“The athletes of color on the University of Missouri football team truly believe ‘Injustice Anywhere is a threat to Justice Everywhere,’” the tweet read. “We will no longer participate in any football related activities until President Tim Wolfe resigns or is removed due to his negligence toward marginalized students’ experiences. WE ARE UNITED!!!!!”
It can be soooo annoying when kids throw a loud party. So call the Tuscaloosa cops to tell those darn University of Alabama kids to keep it down. Or else.
And if the tasing isn’t enough to teach a student a good lesson, there’s always beating him with a billy club too. High tech gadgets just don’t provide the same level of law enforcement satisfaction as a good hands-on beating.
Avoiding the compulsion to make a cheap pun out of the word “Sillimanders,” the name given the residents of Silliman College at Yale university, a post by senior Aaron Z. Lewis tries to clear up the misunderstanding reflected by outsiders, like me.
By now, you’ve probably seen the video of a Yale student yelling at a professor, the Facebook post about a “white girls only” party, or the email about offensive Halloween costumes. Unfortunately, the short YouTube clips and articles I’ve seen don’t even come close to painting an accurate picture of what’s happening at Yale. I’m a senior here, and I’ve experienced the controversy firsthand over the past week (and years). I want to tell a more complete story and set a few facts straight.
For starters: the protests are not really about Halloween costumes or a frat party. They’re about a mismatch between the Yale we find in admissions brochures and the Yale we experience every day. They’re about real experiences with racism on this campus that have gone unacknowledged for far too long. The university sells itself as a welcoming and inclusive place for people of all backgrounds. Unfortunately, it often isn’t.
Jane McManus, an ESPN reporter, wrote about how her middle school daughter was less-than-enthusiastically received by a boy when she chose to learn football at school.
My daughter got off the school bus and came straight to find me in the office upstairs. In gym class, her teacher, Ms. Rivie, asked the students to pick which sport they wanted to learn: football or soccer. She picked football, and persuaded two of the girls in her sixth-grade class to join her.
“That’s great, Charlotte!”
Why “that’s great” isn’t clear, and isn’t given any further thought. McManus’ daughter was given two options and picked one. Wasn’t that the point of options? Perhaps no girl had ever chosen football before, which made it “great.” Perhaps it reflected a choice that finally broke away from gender stereotypes, and Ms. Rivie was thrilled to finally have a girl take the football route.
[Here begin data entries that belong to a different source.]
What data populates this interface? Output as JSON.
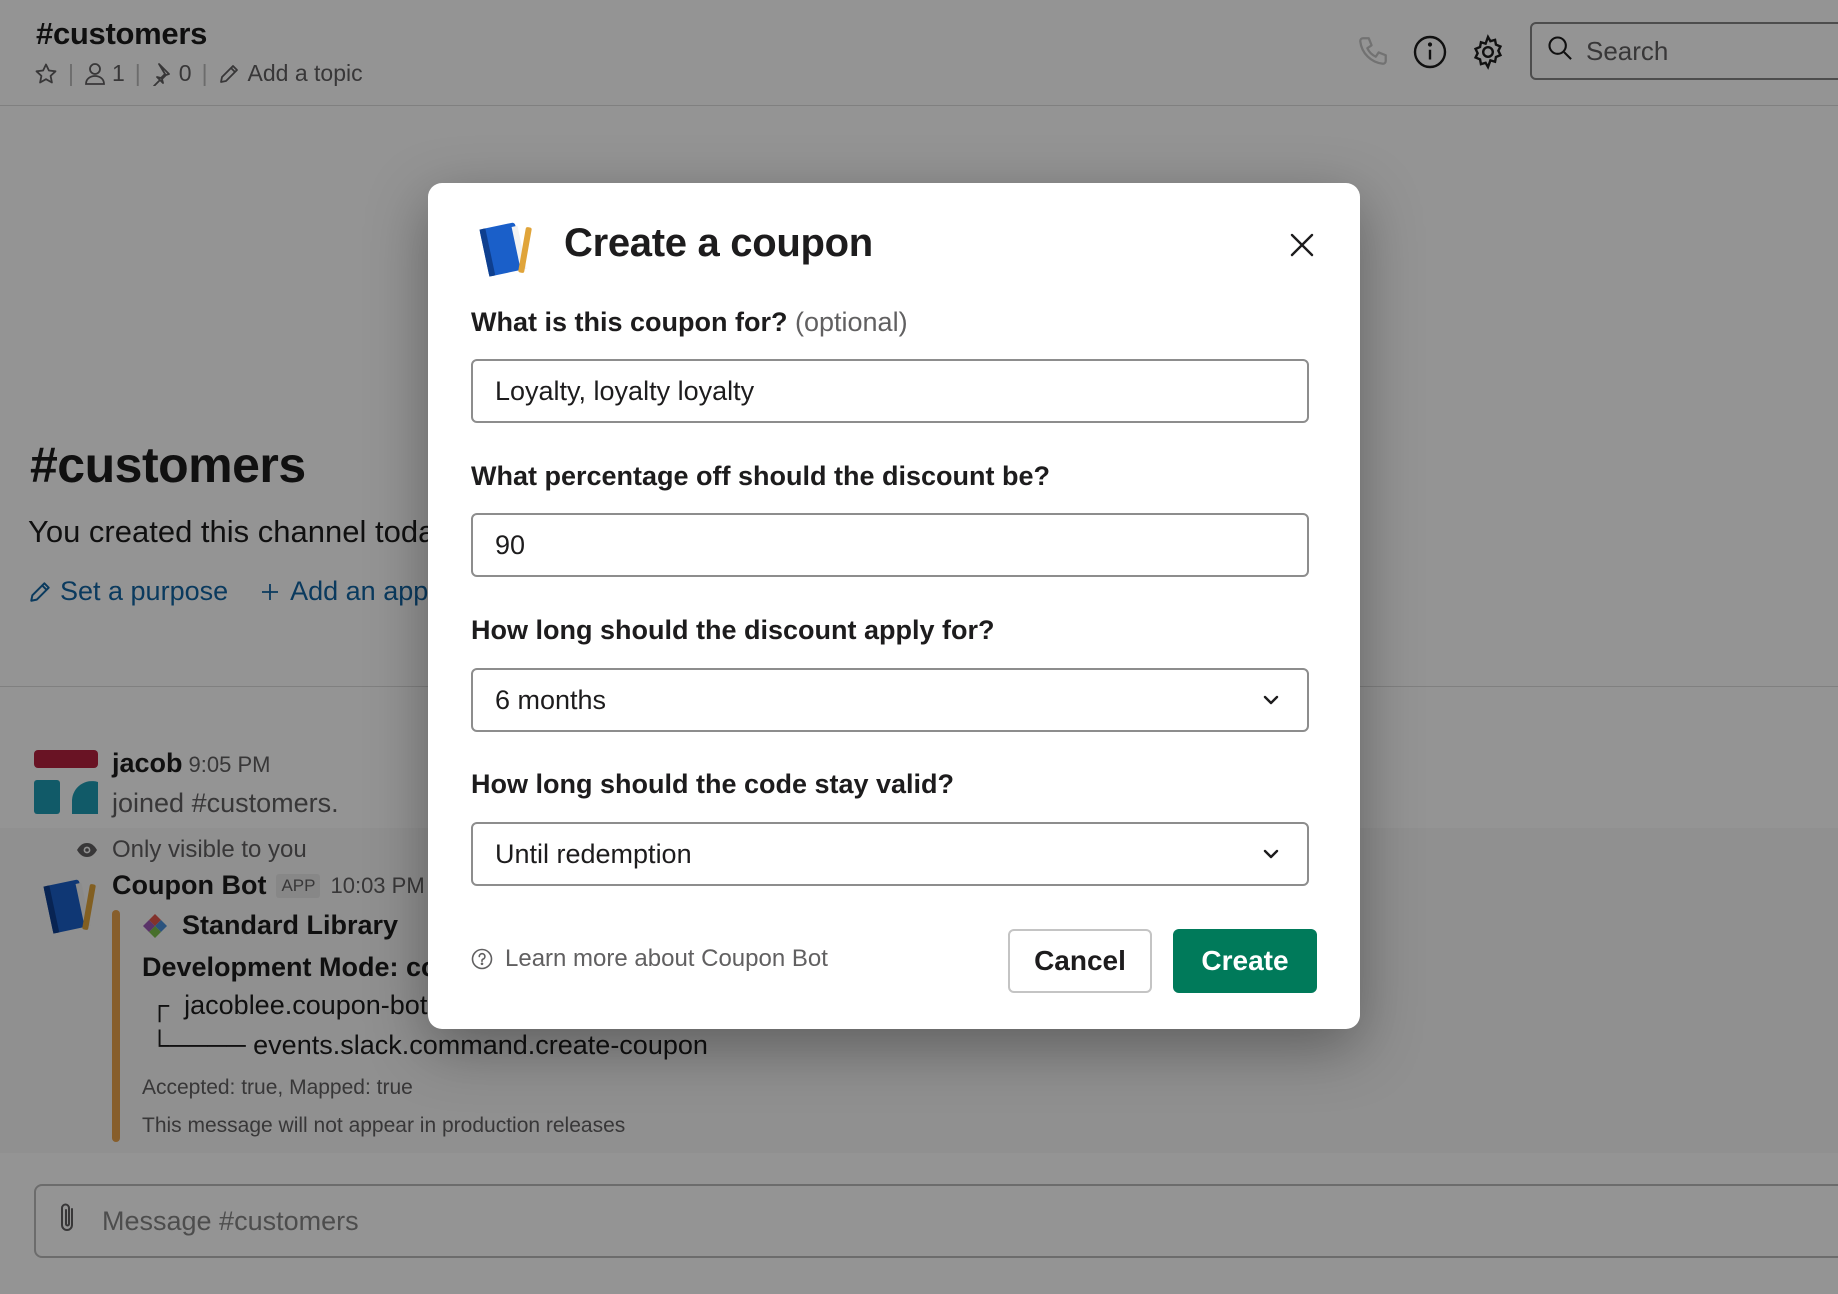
{
  "header": {
    "channel_title": "#customers",
    "member_count": "1",
    "pin_count": "0",
    "topic_link": "Add a topic",
    "search_placeholder": "Search"
  },
  "intro": {
    "title": "#customers",
    "description": "You created this channel today",
    "actions": [
      "Set a purpose",
      "Add an app"
    ]
  },
  "messages": [
    {
      "author": "jacob",
      "time": "9:05 PM",
      "body": "joined #customers."
    },
    {
      "visibility_note": "Only visible to you",
      "author": "Coupon Bot",
      "badge": "APP",
      "time": "10:03 PM",
      "attachment": {
        "library": "Standard Library",
        "dev_mode": "Development Mode: connected",
        "tree_line1": "jacoblee.coupon-bot[@dev]",
        "tree_line2": "events.slack.command.create-coupon",
        "accepted": "Accepted: true, Mapped: true",
        "note": "This message will not appear in production releases"
      }
    }
  ],
  "composer": {
    "placeholder": "Message #customers"
  },
  "modal": {
    "title": "Create a coupon",
    "fields": [
      {
        "label": "What is this coupon for?",
        "optional": "(optional)",
        "value": "Loyalty, loyalty loyalty"
      },
      {
        "label": "What percentage off should the discount be?",
        "value": "90"
      },
      {
        "label": "How long should the discount apply for?",
        "value": "6 months"
      },
      {
        "label": "How long should the code stay valid?",
        "value": "Until redemption"
      }
    ],
    "learn_more": "Learn more about Coupon Bot",
    "cancel_label": "Cancel",
    "create_label": "Create"
  },
  "colors": {
    "primary_button": "#007a5a",
    "link": "#1264a3",
    "attachment_bar": "#e8a24a",
    "jacob_avatar_top": "#b5223f",
    "jacob_avatar_bottom": "#1e9bb3"
  }
}
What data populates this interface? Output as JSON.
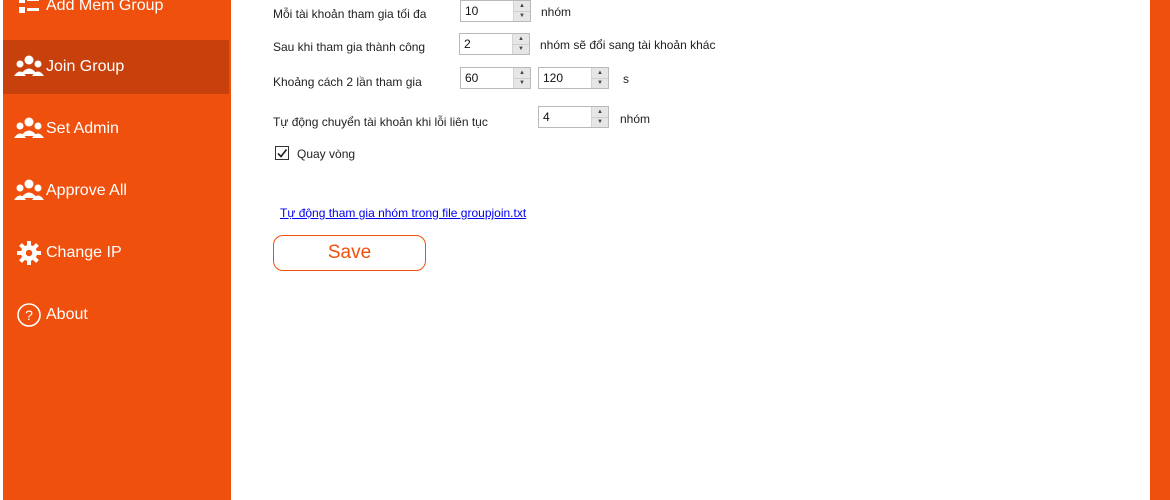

If so, it’s unsaid.
But I could see by the look on her face that what happened next was not good. One of the boys said that girls couldn’t play football, then made a “Real Housewives” comment about the trio and laughed.
Last February, I wrote a long article for this magazine about the relationship between Ellie Clougherty, a recent Stanford graduate, and Joe Lonsdale, a Silicon Valley entrepreneur and alumnus of the school.
Lonsdale was Clougherty’s mentor. They had a sexual relationship. Guess what happened next?
After the relationship ended, Clougherty accused Lonsdale of sexual assault.